By: Ahmed Yasser
CAIRO, Apr.2. (SEE)- You still have plenty of time to start reading good and entertaining books.
*Adventures of the Comma Queen by Mary Norris
If you haven’t read Norris’s ode to good grammar, buy it together with her new book and you’ll have at least two days of delightful reading. A New Yorker copy editor, Norris this time delivers an appreciation of Greece, plus a look at how that country’s language influenced ours.
*Has the Human Game Begun to Play Itself Out? by Bill McKibben
McKibben wrote “The End of Nature 30 years ago, an early warning about climate change and his new book is another sobering call to arms. McKibben, aims to demonstrate what people around the world can do to protect Earth reminds us that as we drain critical resources we’re also moving toward draining our own ties to the planet and to each other.
*Unlikely Adventures of the Shergill Sisters by Balli Kaur
This new novel is a female take on the Indian travel narrative that involves three sisters of Indian descent who were born and raised in England, so they’re on unfamiliar ground even as they fit right in.
* Poisonwood Bible
The Poisonwood Bible is a story told by the wife and four daughters of Nathan Price، a fierce، evangelical Baptist who takes his family and mission to the Belgian Congo in 1959. They carry with them everything they believe they will need from home. What follows is a suspenseful epic of one family’s tragic undoing and remarkable reconstruction over the course of three decades in postcolonial Africa.
The novel is set against one of the most dramatic political chronicles of the 12th century, the Congo’s fight for independence from Belgium the murder of its first elected prime minister.
*Team of Teams by ”Stanley McChrystal’
”Stanley McChrystal”, the retired US Army general and bestselling author of ”Team of Teams”, profiles thirteen of history’s great leaders including ”Walt Disney”, ”Coco Chanel” and ”Robert E. Lee” to show that leadership is not what you think it is and never was.
”McChrystal” profiles thirteen famous leaders from a wide range of eras and fields from corporate CEOs to politicians and revolutionaries. He uses their stories to explore how leadership works in practice and to challenge the myths that complicate our thinking about this critical topic.
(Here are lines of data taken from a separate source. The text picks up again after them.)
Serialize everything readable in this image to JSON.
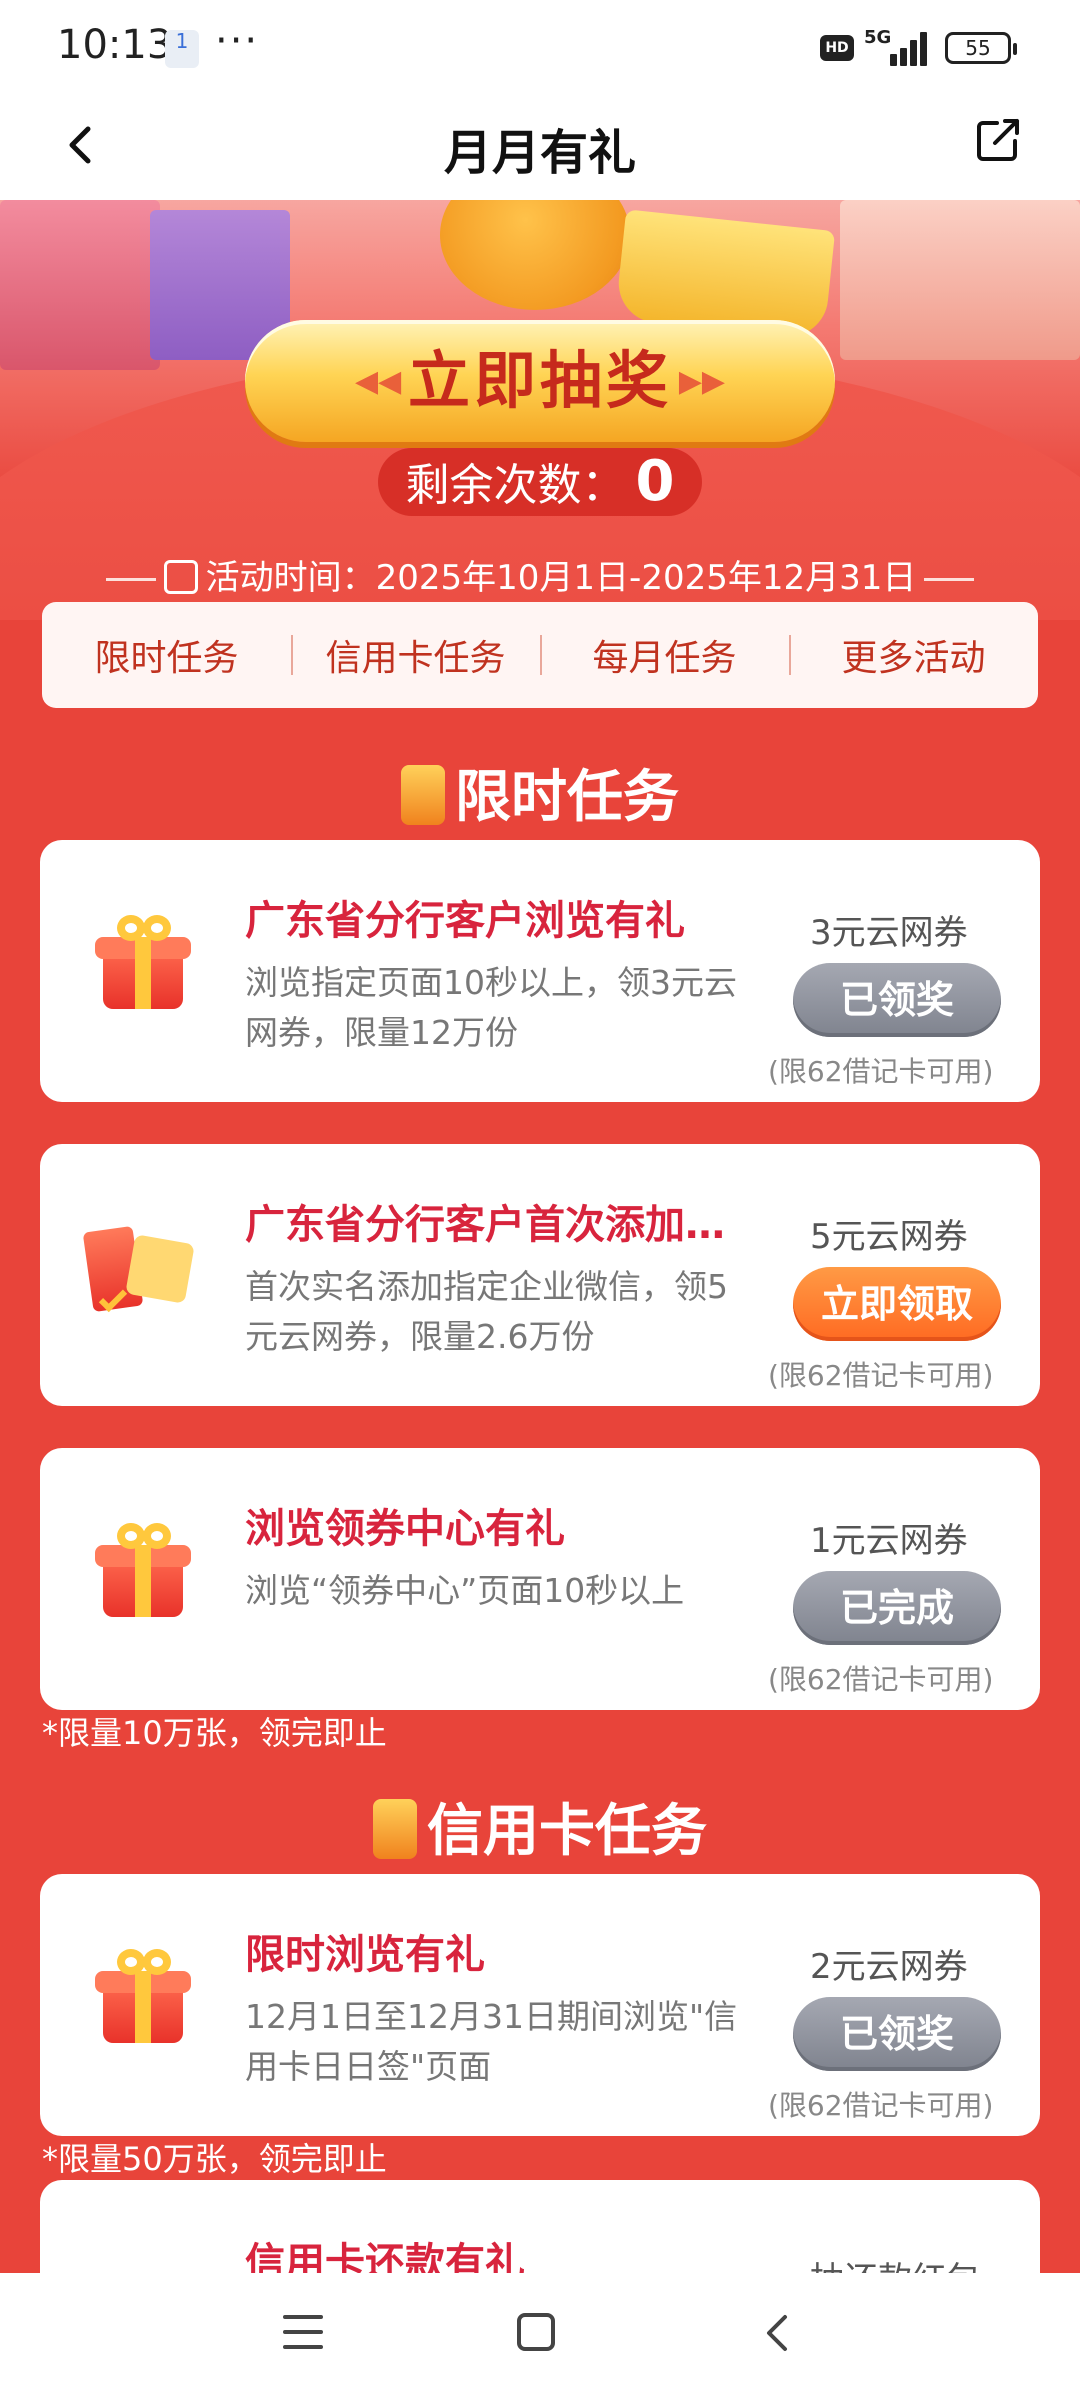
{
  "status_bar": {
    "time": "10:13",
    "sim_badge": "1",
    "overflow": "···",
    "hd": "HD",
    "network": "5G",
    "battery": "55"
  },
  "header": {
    "title": "月月有礼",
    "back_icon": "back-arrow-icon",
    "share_icon": "share-external-icon"
  },
  "hero": {
    "draw_button": "立即抽奖",
    "remaining_label": "剩余次数：",
    "remaining_count": "0",
    "period": "活动时间：2025年10月1日-2025年12月31日"
  },
  "tabs": [
    "限时任务",
    "信用卡任务",
    "每月任务",
    "更多活动"
  ],
  "sections": {
    "limited": {
      "title": "限时任务",
      "note": "*限量10万张，领完即止"
    },
    "credit": {
      "title": "信用卡任务",
      "note": "*限量50万张，领完即止"
    }
  },
  "tasks": [
    {
      "title": "广东省分行客户浏览有礼",
      "desc": "浏览指定页面10秒以上，领3元云网券，限量12万份",
      "reward": "3元云网券",
      "button": "已领奖",
      "button_state": "disabled",
      "limit": "(限62借记卡可用)"
    },
    {
      "title": "广东省分行客户首次添加…",
      "desc": "首次实名添加指定企业微信，领5元云网券，限量2.6万份",
      "reward": "5元云网券",
      "button": "立即领取",
      "button_state": "active",
      "limit": "(限62借记卡可用)"
    },
    {
      "title": "浏览领券中心有礼",
      "desc": "浏览“领券中心”页面10秒以上",
      "reward": "1元云网券",
      "button": "已完成",
      "button_state": "disabled",
      "limit": "(限62借记卡可用)"
    },
    {
      "title": "限时浏览有礼",
      "desc": "12月1日至12月31日期间浏览\"信用卡日日签\"页面",
      "reward": "2元云网券",
      "button": "已领奖",
      "button_state": "disabled",
      "limit": "(限62借记卡可用)"
    },
    {
      "title": "信用卡还款有礼",
      "desc": "",
      "reward": "抽还款红包",
      "button": "",
      "button_state": "",
      "limit": ""
    }
  ],
  "colors": {
    "page_bg": "#e8443a",
    "title_red": "#d8243d",
    "orange_button": "#ff6a22",
    "grey_button": "#7f838e"
  },
  "nav_bar": {
    "menu_icon": "menu-icon",
    "home_icon": "home-square-icon",
    "back_icon": "nav-back-icon"
  }
}
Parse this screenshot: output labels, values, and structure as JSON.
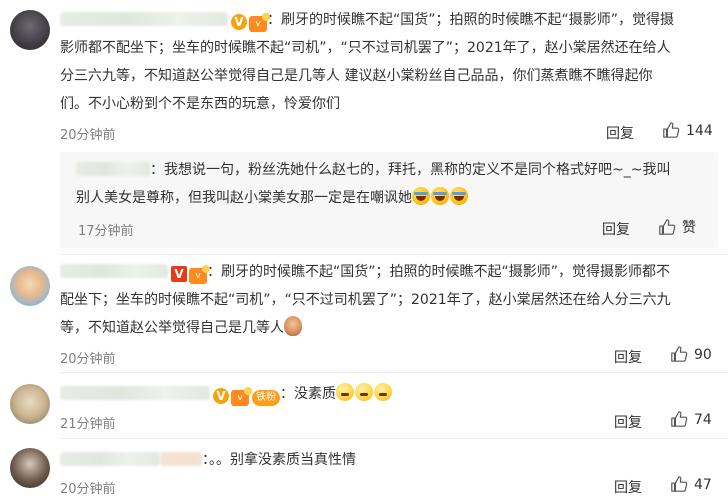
{
  "comments": [
    {
      "text_lines": [
        "：刷牙的时候瞧不起“国货”；拍照的时候瞧不起“摄影师”，觉得摄",
        "影师都不配坐下；坐车的时候瞧不起“司机”，“只不过司机罢了”；2021年了，赵小棠居然还在给人",
        "分三六九等，不知道赵公举觉得自己是几等人 建议赵小棠粉丝自己品品，你们蒸煮瞧不瞧得起你",
        "们。不小心粉到个不是东西的玩意，怜爱你们"
      ],
      "time": "20分钟前",
      "reply_label": "回复",
      "like_count": "144"
    },
    {
      "text_lines": [
        "：我想说一句，粉丝洗她什么赵七的，拜托，黑称的定义不是同个格式好吧~_~我叫",
        "别人美女是尊称，但我叫赵小棠美女那一定是在嘲讽她"
      ],
      "time": "17分钟前",
      "reply_label": "回复",
      "like_label": "赞"
    },
    {
      "text_lines": [
        "：刷牙的时候瞧不起“国货”；拍照的时候瞧不起“摄影师”，觉得摄影师都不",
        "配坐下；坐车的时候瞧不起“司机”，“只不过司机罢了”；2021年了，赵小棠居然还在给人分三六九",
        "等，不知道赵公举觉得自己是几等人"
      ],
      "time": "20分钟前",
      "reply_label": "回复",
      "like_count": "90"
    },
    {
      "fan_badge": "铁粉",
      "text_lines": [
        "：没素质"
      ],
      "time": "21分钟前",
      "reply_label": "回复",
      "like_count": "74"
    },
    {
      "text_lines": [
        "：。。别拿没素质当真性情"
      ],
      "time": "20分钟前",
      "reply_label": "回复",
      "like_count": "47"
    }
  ],
  "icons": {
    "like": "thumbs-up-icon",
    "verified": "v-badge-icon",
    "vip": "vip-badge-icon"
  },
  "colors": {
    "meta_gray": "#808080",
    "badge_orange": "#f7a10c",
    "badge_red": "#e8391b",
    "subbox_bg": "#f7f7f7"
  }
}
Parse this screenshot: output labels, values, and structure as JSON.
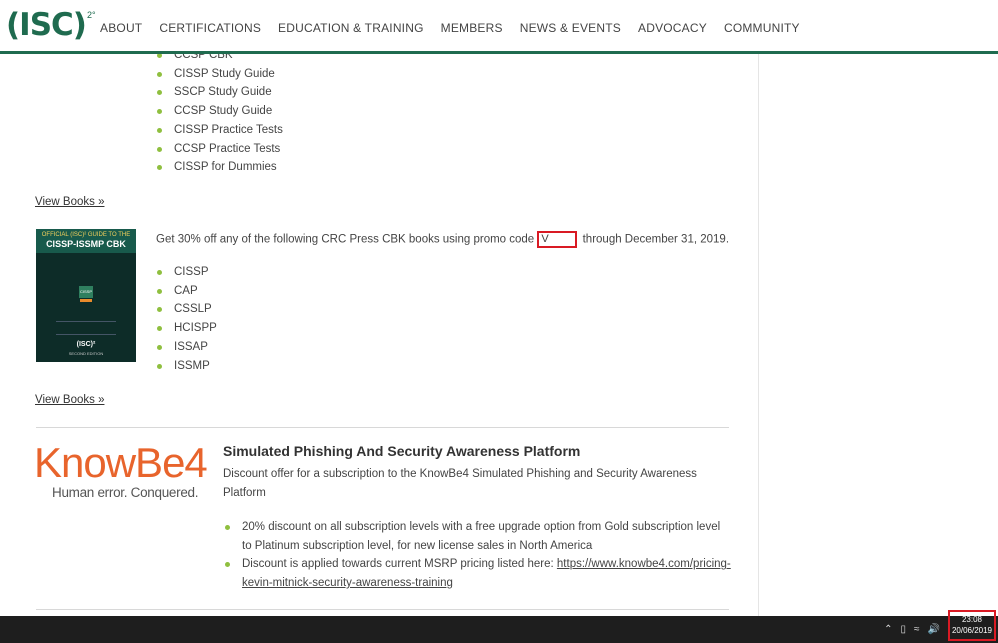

With ”Plutarch’s” lives as his model he looks at paired sets of leaders who followed unconventional paths to success such as:
”Walt Disney” and ”Coco Chanel” built empires in very different ways. Both had public personas that sharply contrasted with how they lived in private.